On the football field, Weston Hiebert, Kansas State University safety and special teams’ player, likes to lay bone-crushing hits on his opponents. Sometimes he ends up on the bottom of the pile. Sometimes people fall on top of him, and sometimes he is a little sore the day after a game. However, Goessel Elementary School students learned from Hiebert on Thursday, that players, who seem mean on the field, are really nice people off the field and they care about others.
“Our coach (Bill Snyder) wants us to be good people,” Hiebert said. “We do a lot of stuff for others throughout the year, like distributing food for food pantries, reading to students, and mentoring kids who might have trouble with bullying and even going to recess with them. We also help with Special Olympics, visit children in hospitals, and spend time with shut-ins or elderly who are lonely in nursing homes around Manhattan.”
All of these activities help build character and Hiebert, number 17 on the K-State team, said playing for Snyder has helped him become more responsible and a better person.
Hiebert, a 2010 Goessel High School graduate, shared his perspective on being a K-State football player and answered children’s questions as part of a special event honoring the elementary student’s achievement of collecting 558 items of food for a local food pantry, in just one week last December.
“It’s important to help others,” he said. “It’s also important to be a good student. If I don’t get all my homework done and do well in my classes, then I can’t play football.”
Hiebert keeps a grueling schedule during football season, lifting weights in the dark of morning before embarking on a full day of classes every weekday.
“I am in class until 2 or 3 each afternoon, and then I go straight to football practice until 7 p.m.,” he said. “After that I have to make sure I get my homework done, even if I am tired and don’t feel like it.”

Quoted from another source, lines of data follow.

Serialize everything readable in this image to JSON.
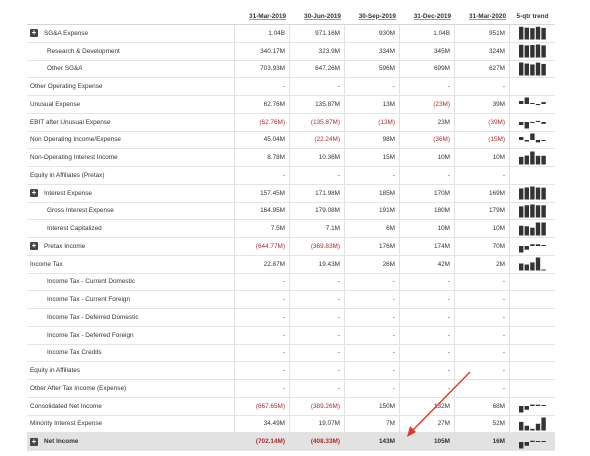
{
  "header": {
    "columns": [
      "31-Mar-2019",
      "30-Jun-2019",
      "30-Sep-2019",
      "31-Dec-2019",
      "31-Mar-2020"
    ],
    "trend_label": "5-qtr trend"
  },
  "rows": [
    {
      "label": "SG&A Expense",
      "expandable": true,
      "indent": false,
      "values": [
        "1.04B",
        "971.16M",
        "930M",
        "1.04B",
        "951M"
      ],
      "neg": [
        false,
        false,
        false,
        false,
        false
      ],
      "trend": [
        0.98,
        0.91,
        0.87,
        0.98,
        0.89
      ]
    },
    {
      "label": "Research & Development",
      "expandable": false,
      "indent": true,
      "values": [
        "340.17M",
        "323.9M",
        "334M",
        "345M",
        "324M"
      ],
      "neg": [
        false,
        false,
        false,
        false,
        false
      ],
      "trend": [
        0.98,
        0.93,
        0.96,
        1.0,
        0.93
      ]
    },
    {
      "label": "Other SG&A",
      "expandable": false,
      "indent": true,
      "values": [
        "703.93M",
        "647.26M",
        "596M",
        "699M",
        "627M"
      ],
      "neg": [
        false,
        false,
        false,
        false,
        false
      ],
      "trend": [
        1.0,
        0.92,
        0.85,
        0.99,
        0.89
      ]
    },
    {
      "label": "Other Operating Expense",
      "expandable": false,
      "indent": false,
      "values": [
        "-",
        "-",
        "-",
        "-",
        "-"
      ],
      "neg": [
        false,
        false,
        false,
        false,
        false
      ],
      "trend": []
    },
    {
      "label": "Unusual Expense",
      "expandable": false,
      "indent": false,
      "values": [
        "62.76M",
        "135.87M",
        "13M",
        "(23M)",
        "39M"
      ],
      "neg": [
        false,
        false,
        false,
        true,
        false
      ],
      "trend": [
        0.46,
        1.0,
        0.1,
        -0.17,
        0.29
      ]
    },
    {
      "label": "EBIT after Unusual Expense",
      "expandable": false,
      "indent": false,
      "values": [
        "(62.76M)",
        "(135.87M)",
        "(13M)",
        "23M",
        "(39M)"
      ],
      "neg": [
        true,
        true,
        true,
        false,
        true
      ],
      "trend": [
        -0.46,
        -1.0,
        -0.1,
        0.17,
        -0.29
      ]
    },
    {
      "label": "Non Operating Income/Expense",
      "expandable": false,
      "indent": false,
      "values": [
        "45.04M",
        "(22.24M)",
        "98M",
        "(36M)",
        "(15M)"
      ],
      "neg": [
        false,
        true,
        false,
        true,
        true
      ],
      "trend": [
        0.46,
        -0.23,
        1.0,
        -0.37,
        -0.15
      ]
    },
    {
      "label": "Non-Operating Interest Income",
      "expandable": false,
      "indent": false,
      "values": [
        "8.78M",
        "10.36M",
        "15M",
        "10M",
        "10M"
      ],
      "neg": [
        false,
        false,
        false,
        false,
        false
      ],
      "trend": [
        0.59,
        0.69,
        1.0,
        0.67,
        0.67
      ]
    },
    {
      "label": "Equity in Affiliates (Pretax)",
      "expandable": false,
      "indent": false,
      "values": [
        "-",
        "-",
        "-",
        "-",
        "-"
      ],
      "neg": [
        false,
        false,
        false,
        false,
        false
      ],
      "trend": []
    },
    {
      "label": "Interest Expense",
      "expandable": true,
      "indent": false,
      "values": [
        "157.45M",
        "171.98M",
        "185M",
        "170M",
        "169M"
      ],
      "neg": [
        false,
        false,
        false,
        false,
        false
      ],
      "trend": [
        0.85,
        0.93,
        1.0,
        0.92,
        0.91
      ]
    },
    {
      "label": "Gross Interest Expense",
      "expandable": false,
      "indent": true,
      "values": [
        "164.95M",
        "179.08M",
        "191M",
        "180M",
        "179M"
      ],
      "neg": [
        false,
        false,
        false,
        false,
        false
      ],
      "trend": [
        0.86,
        0.94,
        1.0,
        0.94,
        0.94
      ]
    },
    {
      "label": "Interest Capitalized",
      "expandable": false,
      "indent": true,
      "values": [
        "7.5M",
        "7.1M",
        "6M",
        "10M",
        "10M"
      ],
      "neg": [
        false,
        false,
        false,
        false,
        false
      ],
      "trend": [
        0.75,
        0.71,
        0.6,
        1.0,
        1.0
      ]
    },
    {
      "label": "Pretax Income",
      "expandable": true,
      "indent": false,
      "values": [
        "(644.77M)",
        "(369.83M)",
        "176M",
        "174M",
        "70M"
      ],
      "neg": [
        true,
        true,
        false,
        false,
        false
      ],
      "trend": [
        -1.0,
        -0.57,
        0.27,
        0.27,
        0.11
      ]
    },
    {
      "label": "Income Tax",
      "expandable": false,
      "indent": false,
      "values": [
        "22.87M",
        "19.43M",
        "26M",
        "42M",
        "2M"
      ],
      "neg": [
        false,
        false,
        false,
        false,
        false
      ],
      "trend": [
        0.54,
        0.46,
        0.62,
        1.0,
        0.05
      ]
    },
    {
      "label": "Income Tax - Current Domestic",
      "expandable": false,
      "indent": true,
      "values": [
        "-",
        "-",
        "-",
        "-",
        "-"
      ],
      "neg": [
        false,
        false,
        false,
        false,
        false
      ],
      "trend": []
    },
    {
      "label": "Income Tax - Current Foreign",
      "expandable": false,
      "indent": true,
      "values": [
        "-",
        "-",
        "-",
        "-",
        "-"
      ],
      "neg": [
        false,
        false,
        false,
        false,
        false
      ],
      "trend": []
    },
    {
      "label": "Income Tax - Deferred Domestic",
      "expandable": false,
      "indent": true,
      "values": [
        "-",
        "-",
        "-",
        "-",
        "-"
      ],
      "neg": [
        false,
        false,
        false,
        false,
        false
      ],
      "trend": []
    },
    {
      "label": "Income Tax - Deferred Foreign",
      "expandable": false,
      "indent": true,
      "values": [
        "-",
        "-",
        "-",
        "-",
        "-"
      ],
      "neg": [
        false,
        false,
        false,
        false,
        false
      ],
      "trend": []
    },
    {
      "label": "Income Tax Credits",
      "expandable": false,
      "indent": true,
      "values": [
        "-",
        "-",
        "-",
        "-",
        "-"
      ],
      "neg": [
        false,
        false,
        false,
        false,
        false
      ],
      "trend": []
    },
    {
      "label": "Equity in Affiliates",
      "expandable": false,
      "indent": false,
      "values": [
        "-",
        "-",
        "-",
        "-",
        "-"
      ],
      "neg": [
        false,
        false,
        false,
        false,
        false
      ],
      "trend": []
    },
    {
      "label": "Other After Tax Income (Expense)",
      "expandable": false,
      "indent": false,
      "values": [
        "-",
        "-",
        "-",
        "-",
        "-"
      ],
      "neg": [
        false,
        false,
        false,
        false,
        false
      ],
      "trend": []
    },
    {
      "label": "Consolidated Net Income",
      "expandable": false,
      "indent": false,
      "values": [
        "(667.65M)",
        "(389.26M)",
        "150M",
        "132M",
        "68M"
      ],
      "neg": [
        true,
        true,
        false,
        false,
        false
      ],
      "trend": [
        -1.0,
        -0.58,
        0.22,
        0.2,
        0.1
      ]
    },
    {
      "label": "Minority Interest Expense",
      "expandable": false,
      "indent": false,
      "values": [
        "34.49M",
        "19.07M",
        "7M",
        "27M",
        "52M"
      ],
      "neg": [
        false,
        false,
        false,
        false,
        false
      ],
      "trend": [
        0.66,
        0.37,
        0.13,
        0.52,
        1.0
      ]
    },
    {
      "label": "Net Income",
      "expandable": true,
      "indent": false,
      "highlight": true,
      "values": [
        "(702.14M)",
        "(408.33M)",
        "143M",
        "105M",
        "16M"
      ],
      "neg": [
        true,
        true,
        false,
        false,
        false
      ],
      "trend": [
        -1.0,
        -0.58,
        0.2,
        0.15,
        0.02
      ]
    }
  ],
  "colors": {
    "negative": "#b0282b",
    "spark": "#333333",
    "arrow": "#e0392b"
  },
  "icons": {
    "expand": "plus-box-icon"
  }
}
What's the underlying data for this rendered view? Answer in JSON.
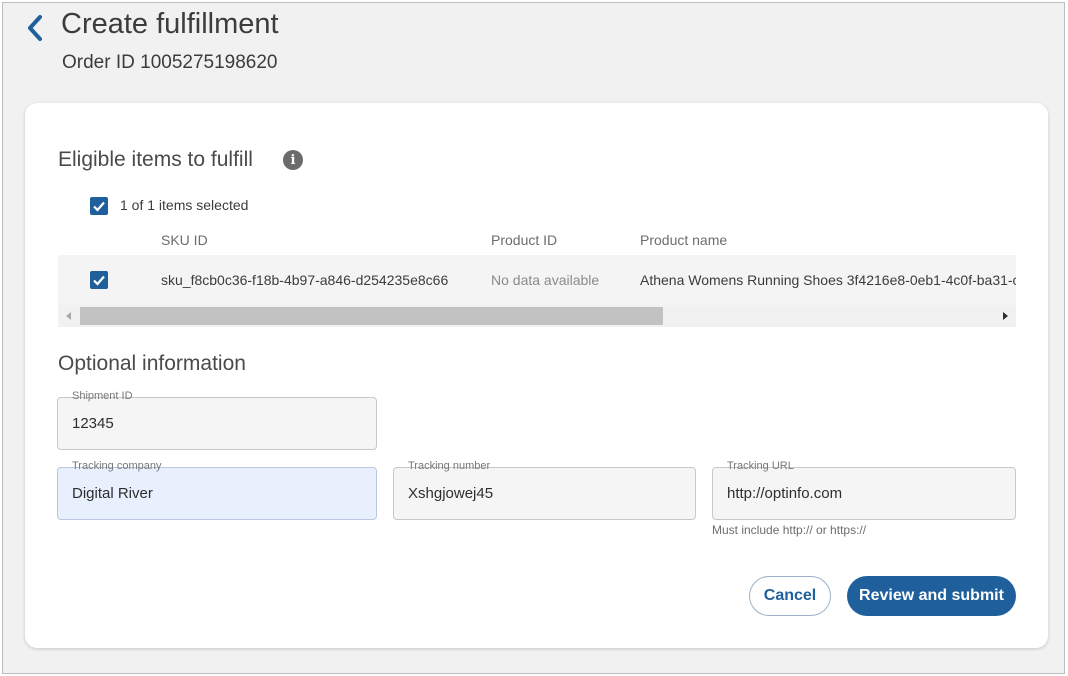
{
  "header": {
    "title": "Create fulfillment",
    "order_id": "Order ID 1005275198620"
  },
  "eligible": {
    "title": "Eligible items to fulfill",
    "selected_count": "1 of 1 items selected",
    "columns": [
      "SKU ID",
      "Product ID",
      "Product name"
    ],
    "rows": [
      {
        "sku_id": "sku_f8cb0c36-f18b-4b97-a846-d254235e8c66",
        "product_id": "No data available",
        "product_name": "Athena Womens Running Shoes 3f4216e8-0eb1-4c0f-ba31-c"
      }
    ]
  },
  "optional": {
    "title": "Optional information",
    "shipment_id": {
      "label": "Shipment ID",
      "value": "12345"
    },
    "tracking_company": {
      "label": "Tracking company",
      "value": "Digital River"
    },
    "tracking_number": {
      "label": "Tracking number",
      "value": "Xshgjowej45"
    },
    "tracking_url": {
      "label": "Tracking URL",
      "value": "http://optinfo.com",
      "helper": "Must include http:// or https://"
    }
  },
  "actions": {
    "cancel": "Cancel",
    "submit": "Review and submit"
  },
  "colors": {
    "accent": "#1f5f9b",
    "active_field": "#e8f0fd",
    "page_bg": "#f1f1f1"
  },
  "icons": {
    "back": "chevron-left-icon",
    "info": "info-icon",
    "check": "checkmark-icon"
  }
}
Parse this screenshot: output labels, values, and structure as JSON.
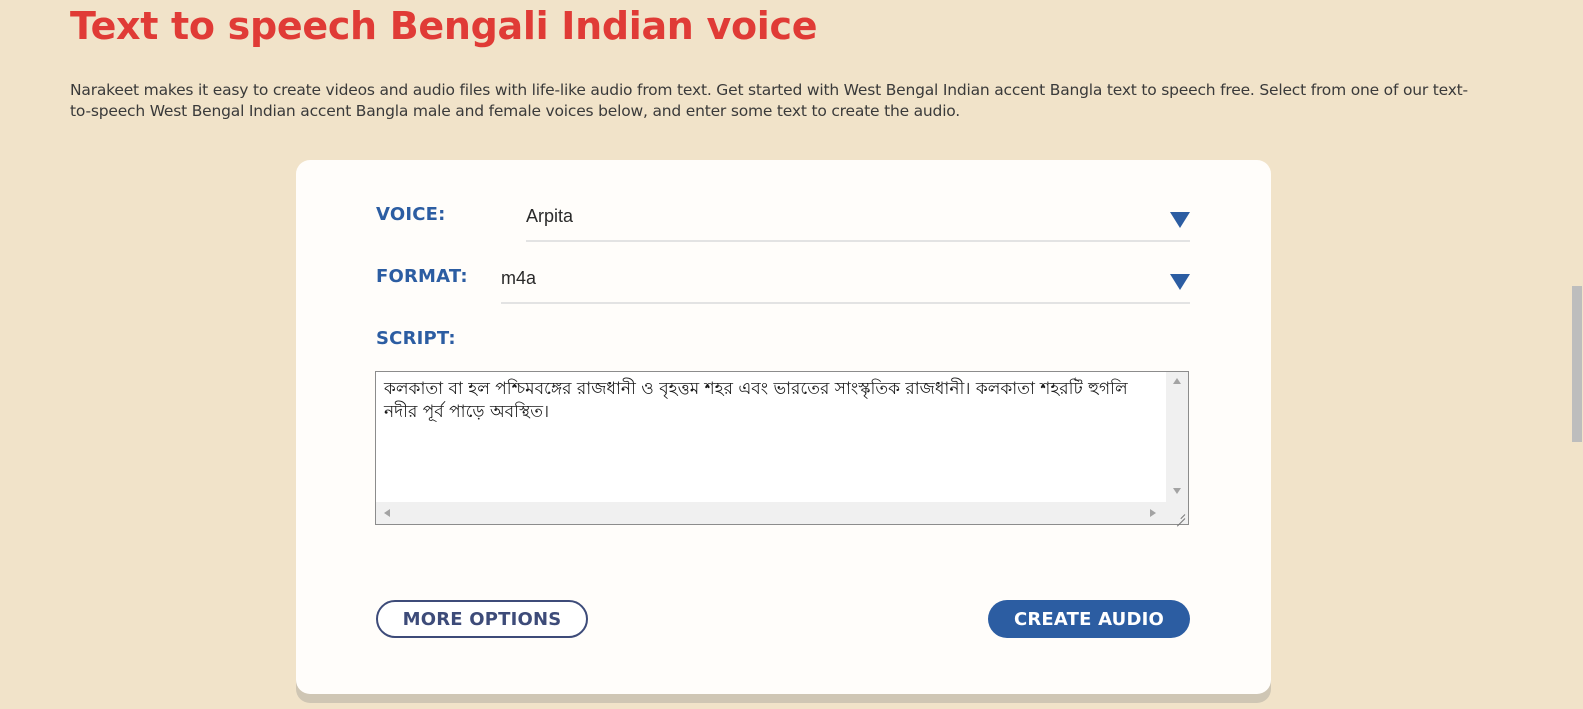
{
  "page": {
    "title": "Text to speech Bengali Indian voice",
    "intro": "Narakeet makes it easy to create videos and audio files with life-like audio from text. Get started with West Bengal Indian accent Bangla text to speech free. Select from one of our text-to-speech West Bengal Indian accent Bangla male and female voices below, and enter some text to create the audio."
  },
  "form": {
    "voice_label": "VOICE:",
    "voice_value": "Arpita",
    "format_label": "FORMAT:",
    "format_value": "m4a",
    "script_label": "SCRIPT:",
    "script_text": "কলকাতা বা হল পশ্চিমবঙ্গের রাজধানী ও বৃহত্তম শহর এবং ভারতের সাংস্কৃতিক রাজধানী। কলকাতা শহরটি হুগলি নদীর পূর্ব পাড়ে অবস্থিত।",
    "more_options_label": "MORE OPTIONS",
    "create_audio_label": "CREATE AUDIO"
  },
  "icons": {
    "dropdown": "chevron-down-icon",
    "resize": "resize-grip-icon"
  },
  "colors": {
    "background": "#f1e3c9",
    "title": "#e03b36",
    "accent": "#2c5da2",
    "outline_button": "#3d4b79",
    "card": "#fffdfa"
  }
}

Hiebert did say he had mentors who helped him as needed academically. He also had many friends who helped make all the hard work worthwhile.
“When I first decided I wanted to play football for K-State, I just wanted to be part of something bigger than I had ever been before,” Hiebert said. “Probably the best part of going to the Fiesta Bowl in Arizona Dec. 28 to Jan. 4 was just being there with all my friends.”
Even though his team lost a big game on Jan. 3 to Oregon, Hiebert said his favorite moment was when his punt block unit stopped a fake punt.
“We were on it,” he said.
Hiebert said next year’s K-State football team would look a lot different than that of 2012.
“We’ll be losing 27 to 30 seniors, many of them 1st team players,” he said.
With two more years of eligibility left, Hiebert hopes to move into a more prominent position.
“It’s a big commitment, but it’s a lot of fun,” he said.
While visiting with Goessel students, Hiebert showed them a K-State helmet, gloves, cleats, and gave them each an autographed picture of himself in uniform. He encouraged them to keep up with their homework and to be good to others.